If you're buying a $30,000 car and make a 10% down payment, the down payment would be $3,000 at the time of sale. ... As a general rule, aim for **no less than 20% down**, particularly for new cars — and no less than 10% down for used cars — so that you don't end up paying too much in interest and financing costs.

“A typical down payment is usually between 10% and 20% of the total price. On a $12,000 car loan, that would be **between $1,200 and $2,400**. When it comes to the down payment, the more you put down, the better off you will be in the long run because this reduces the amount you will pay for the car in the end.

Rather than looking at monthly transportation costs, Dave recommends buying cars **that cost no more than 50% of your annual income**. So if you make $50,000 a year, you should not spend more than $25,000 for a car(s).

NerdWallet recommends spending **no more than 10% of your take-home pay on your monthly auto** loan payment. So if your after-tax pay each month is $3,000, you could afford a $300 car payment. It's important to be realistic about how long you can or want to be making this monthly payment.

What is the average car payment? As of 2021, the average monthly car payment in the U.S. is **$575 for new vehicles** and $430 for used vehicles.

- Pay half your monthly payment every two weeks. ...
- Round up. ...
- Make one large extra payment per year. ...
- Make at least one large payment over the term of the loan. ...
- Never skip payments. ...
- Refinance your loan. ...
- Don't Forget to Check Your Rate.

The monthly payment on a $25,000 loan ranges **from $342 to $2,512**, depending on the APR and how long the loan lasts. For example, if you take out a $25,000 loan for one year with an APR of 36%, your monthly payment will be $2,512.

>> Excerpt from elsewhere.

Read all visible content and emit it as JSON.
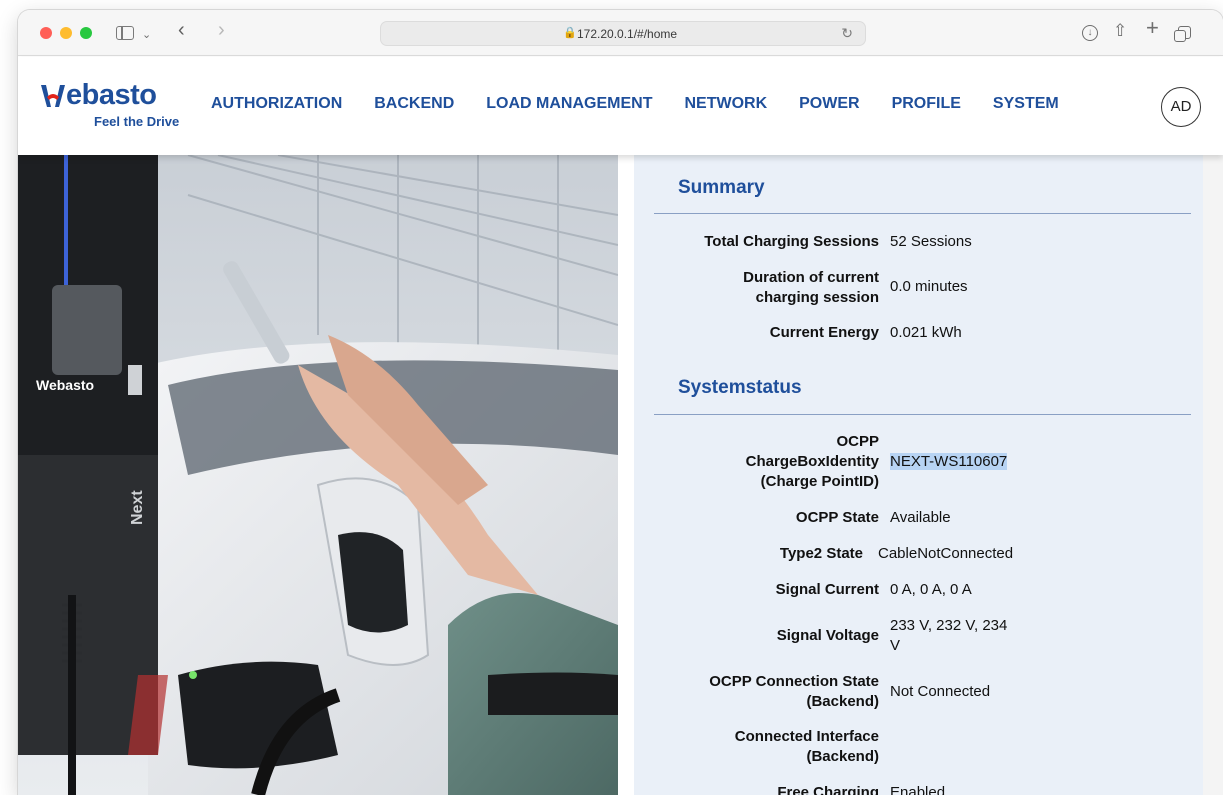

“It's actually a split, but in most cases, **dealers will gladly take your money**. Without getting into the jargon behind it, the time value of money states that money in hand now is worth more than in the future due to inflation. Therefore, a big down payment will usually cause a salesman's eyes to light up.

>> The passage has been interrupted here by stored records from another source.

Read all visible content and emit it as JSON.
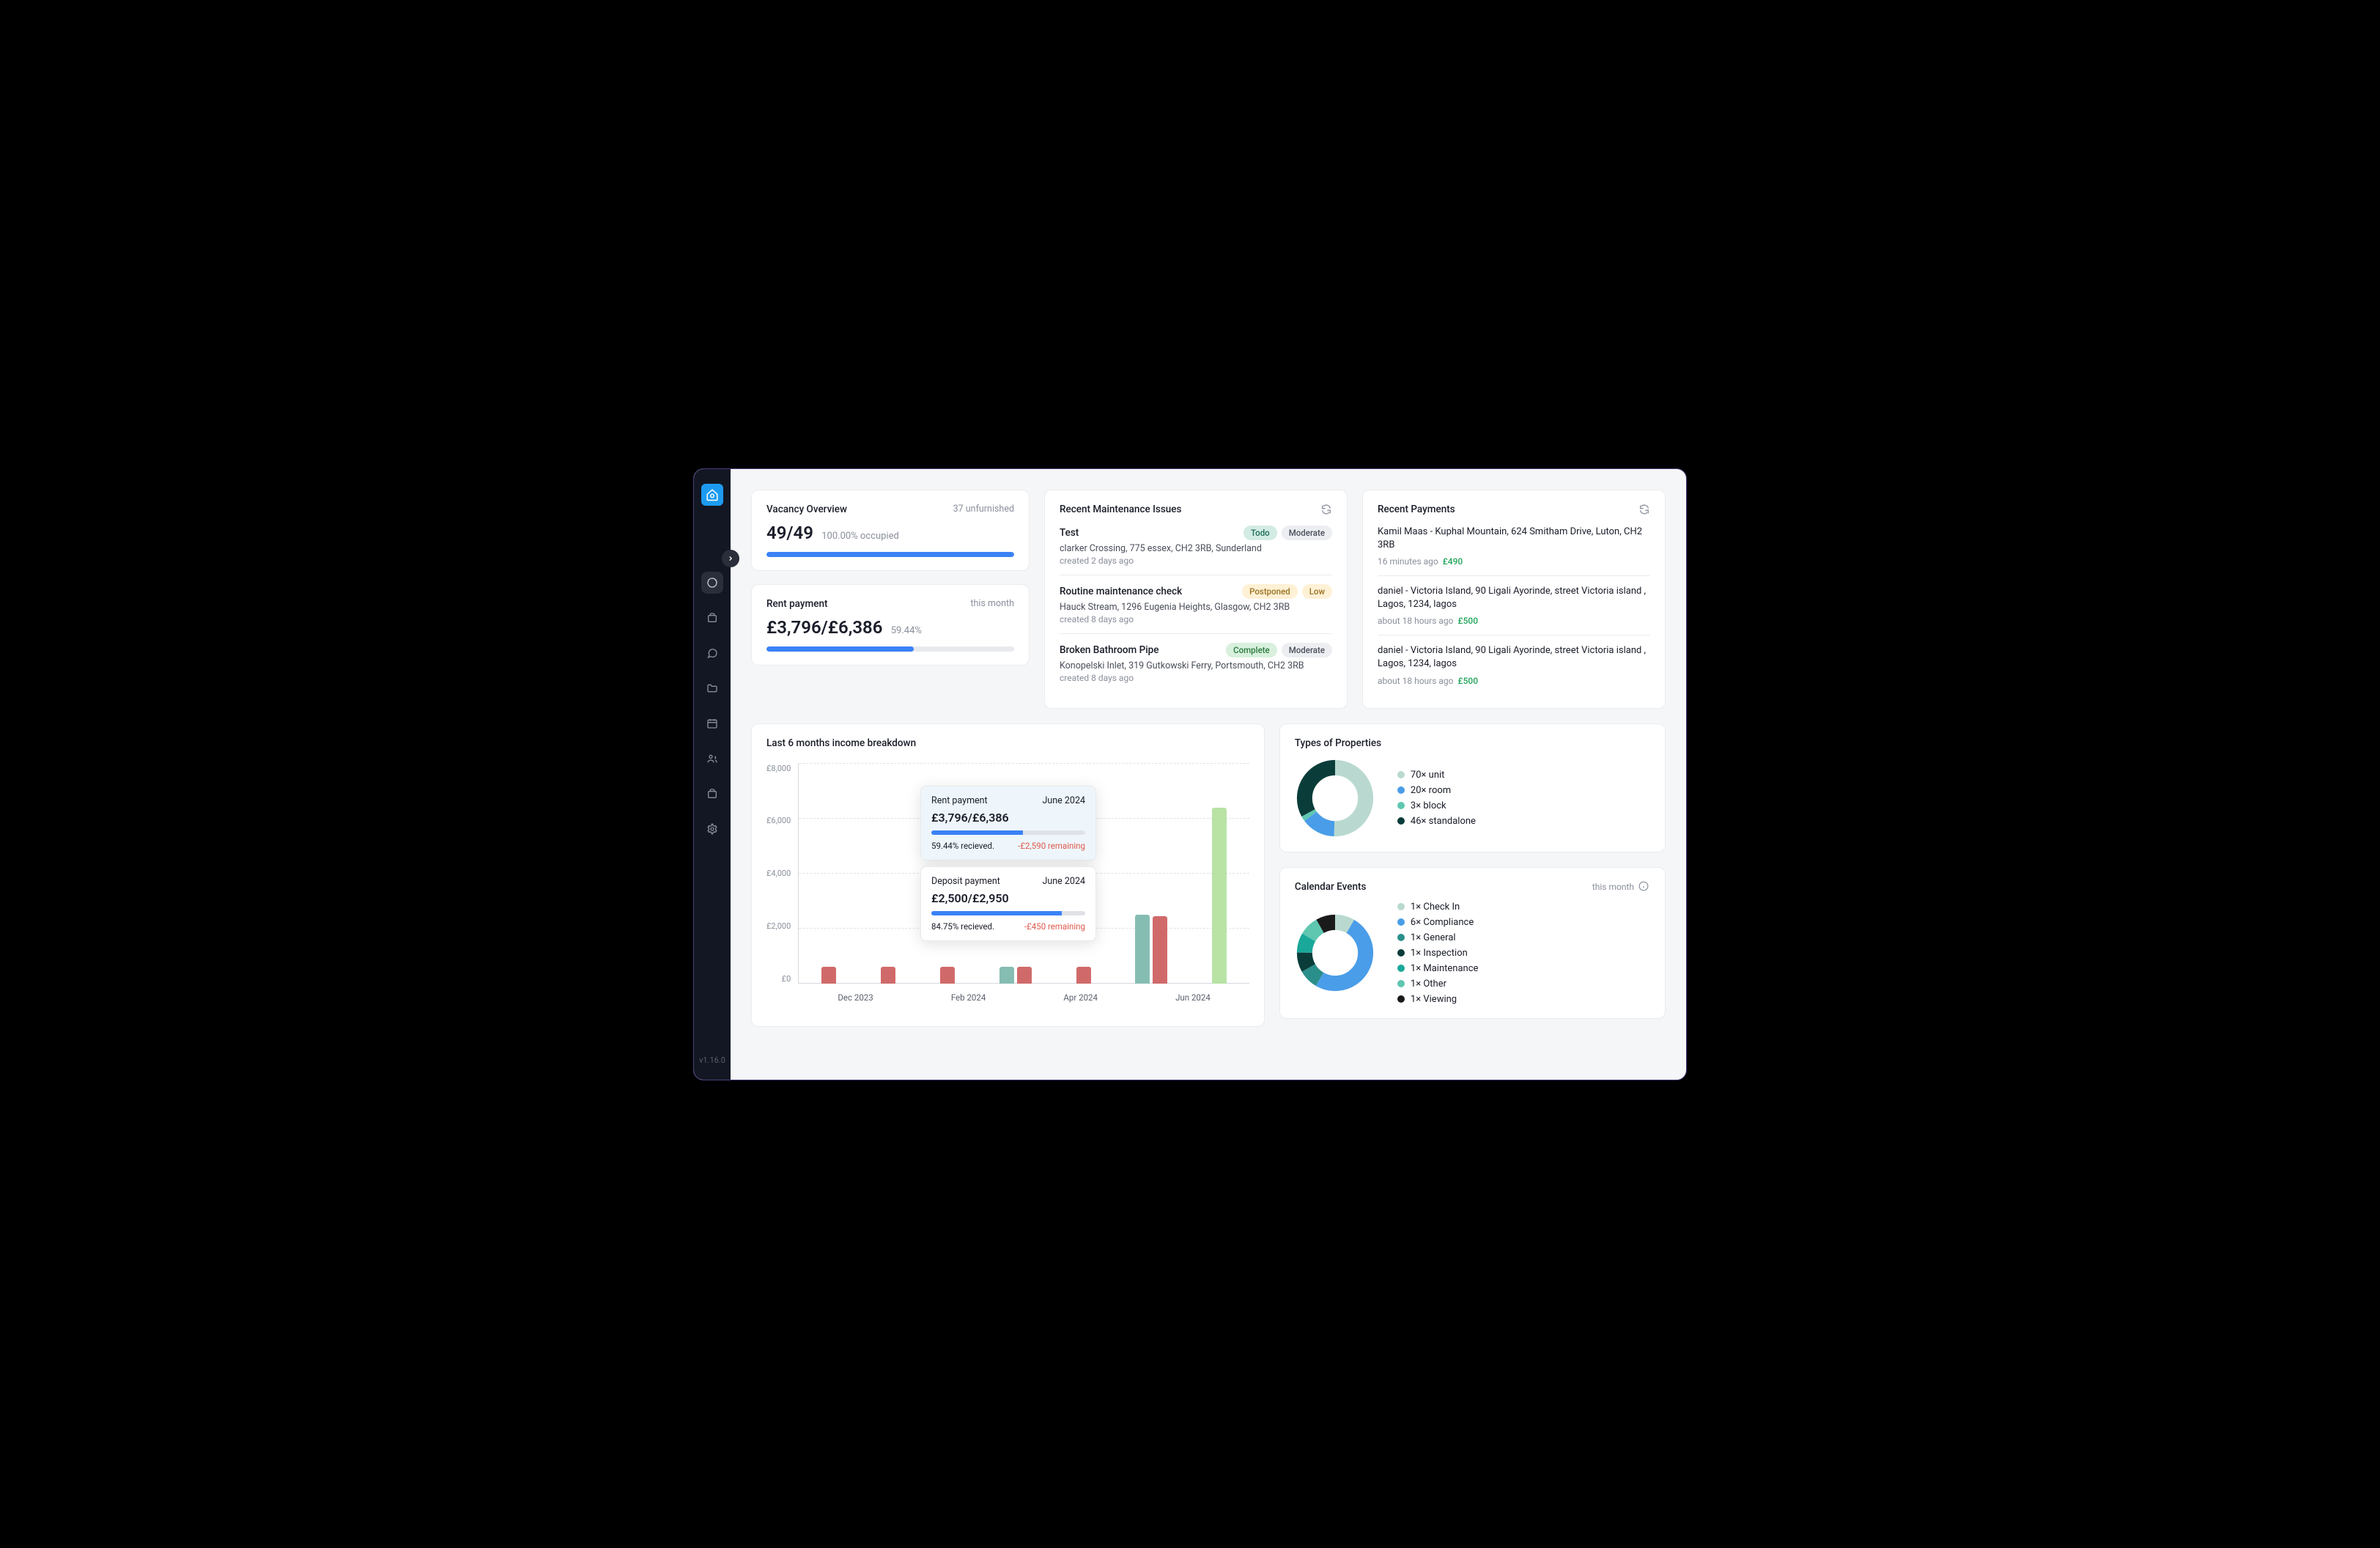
{
  "sidebar": {
    "version": "v1.16.0",
    "nav": [
      "dashboard",
      "properties",
      "messages",
      "files",
      "calendar",
      "contacts",
      "tasks",
      "settings"
    ]
  },
  "vacancy": {
    "title": "Vacancy Overview",
    "unfurnished": "37 unfurnished",
    "stat": "49/49",
    "occupied": "100.00% occupied",
    "pct": 100
  },
  "rent": {
    "title": "Rent payment",
    "period": "this month",
    "stat": "£3,796/£6,386",
    "pct_label": "59.44%",
    "pct": 59.44
  },
  "maintenance": {
    "title": "Recent Maintenance Issues",
    "items": [
      {
        "title": "Test",
        "status": "Todo",
        "status_class": "b-todo",
        "priority": "Moderate",
        "priority_class": "b-moderate",
        "loc": "clarker Crossing, 775 essex, CH2 3RB, Sunderland",
        "created": "created 2 days ago"
      },
      {
        "title": "Routine maintenance check",
        "status": "Postponed",
        "status_class": "b-postponed",
        "priority": "Low",
        "priority_class": "b-low",
        "loc": "Hauck Stream, 1296 Eugenia Heights, Glasgow, CH2 3RB",
        "created": "created 8 days ago"
      },
      {
        "title": "Broken Bathroom Pipe",
        "status": "Complete",
        "status_class": "b-complete",
        "priority": "Moderate",
        "priority_class": "b-moderate",
        "loc": "Konopelski Inlet, 319 Gutkowski Ferry, Portsmouth, CH2 3RB",
        "created": "created 8 days ago"
      }
    ]
  },
  "payments": {
    "title": "Recent Payments",
    "items": [
      {
        "desc": "Kamil Maas - Kuphal Mountain, 624 Smitham Drive, Luton, CH2 3RB",
        "time": "16 minutes ago",
        "amount": "£490"
      },
      {
        "desc": "daniel - Victoria Island, 90 Ligali Ayorinde, street Victoria island , Lagos, 1234, lagos",
        "time": "about 18 hours ago",
        "amount": "£500"
      },
      {
        "desc": "daniel - Victoria Island, 90 Ligali Ayorinde, street Victoria island , Lagos, 1234, lagos",
        "time": "about 18 hours ago",
        "amount": "£500"
      }
    ]
  },
  "chart": {
    "title": "Last 6 months income breakdown",
    "tooltips": [
      {
        "label": "Rent payment",
        "period": "June 2024",
        "amount": "£3,796/£6,386",
        "received": "59.44% recieved.",
        "remaining": "-£2,590 remaining",
        "pct": 59.44,
        "cls": "rent"
      },
      {
        "label": "Deposit payment",
        "period": "June 2024",
        "amount": "£2,500/£2,950",
        "received": "84.75% recieved.",
        "remaining": "-£450 remaining",
        "pct": 84.75,
        "cls": ""
      }
    ]
  },
  "chart_data": {
    "type": "bar",
    "title": "Last 6 months income breakdown",
    "ylabel": "£",
    "ylim": [
      0,
      8000
    ],
    "yticks": [
      0,
      2000,
      4000,
      6000,
      8000
    ],
    "categories": [
      "Dec 2023",
      "Jan 2024",
      "Feb 2024",
      "Mar 2024",
      "Apr 2024",
      "May 2024",
      "Jun 2024"
    ],
    "x_tick_labels": [
      "Dec 2023",
      "Feb 2024",
      "Apr 2024",
      "Jun 2024"
    ],
    "series": [
      {
        "name": "teal",
        "color": "#86bdb2",
        "values": [
          0,
          0,
          0,
          600,
          0,
          2500,
          0
        ]
      },
      {
        "name": "red",
        "color": "#d06a6a",
        "values": [
          600,
          600,
          600,
          600,
          600,
          2450,
          0
        ]
      },
      {
        "name": "lightgreen",
        "color": "#b8e3a5",
        "values": [
          0,
          0,
          0,
          0,
          0,
          0,
          6386
        ]
      }
    ]
  },
  "prop_types": {
    "title": "Types of Properties",
    "items": [
      {
        "count": "70×",
        "label": "unit",
        "color": "#b9d9d0"
      },
      {
        "count": "20×",
        "label": "room",
        "color": "#4a9de8"
      },
      {
        "count": "3×",
        "label": "block",
        "color": "#5fc6b0"
      },
      {
        "count": "46×",
        "label": "standalone",
        "color": "#0a3d3a"
      }
    ]
  },
  "calendar": {
    "title": "Calendar Events",
    "period": "this month",
    "items": [
      {
        "count": "1×",
        "label": "Check In",
        "color": "#b9d9d0"
      },
      {
        "count": "6×",
        "label": "Compliance",
        "color": "#4a9de8"
      },
      {
        "count": "1×",
        "label": "General",
        "color": "#2a8f8a"
      },
      {
        "count": "1×",
        "label": "Inspection",
        "color": "#0a3d3a"
      },
      {
        "count": "1×",
        "label": "Maintenance",
        "color": "#1aa89a"
      },
      {
        "count": "1×",
        "label": "Other",
        "color": "#5fc6b0"
      },
      {
        "count": "1×",
        "label": "Viewing",
        "color": "#1a1a1a"
      }
    ]
  }
}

Putting money down on a vehicle has plenty of advantages. **The larger the down payment**, the lower your monthly payment will be—and you'll probably get a better interest rate, to boot. ... A larger down payment also helps you build equity faster and protects you and the lender against depreciation and potential loss.

It **can't be stopped** but making a large down payment gives you a cushion between the value of the car and the amount you owe on the loan. If your loan amount is higher than the value of your vehicle, you're in a negative equity position, which can hurt your chances of using your car's value down the road.

A $500 car payment is **about average right now**. The concept of “too much” is going to depend on your income and living expenses, your insurance expense, and other budget factors.

So, theoretically, if your salary is $50,000 you could afford a car payment of $430 or less. With a $100,000 salary, you could afford a **mortgage payment of no more than $2,500**. For those with a salary near $30,000 your home, car, and debt combine should be no more than $1,250 per month.

It's generally suggested that parents cap their spending limit at **around $10,000** for their teen's first vehicle, and most stick to used ones. If you stick to this guideline, then the most you need to save is around $2,000. ... The less expensive the vehicle, the more work it may need before your teen gets behind the wheel.

How much should you spend on a car? If you're taking out a personal loan to pay for your car, it's a good idea to limit your car payments to between 10% and 15% of your take-home pay. If you take home $4,000 per month, you'd want your car payment to be **no more than $400 to $600**.

If you are buying an expensive car and you can afford the payments that's **normal**. But if your buying a cheaper vehicle then yes that would be pretty high payments.

Whether you're paying cash, leasing, or financing a car, your upper spending limit really shouldn't be a penny more than 35% of your gross annual income. That means if you make $36,000 a year, the car price shouldn't exceed $12,600. Make $60,000, and the **car price should fall below $21,000**.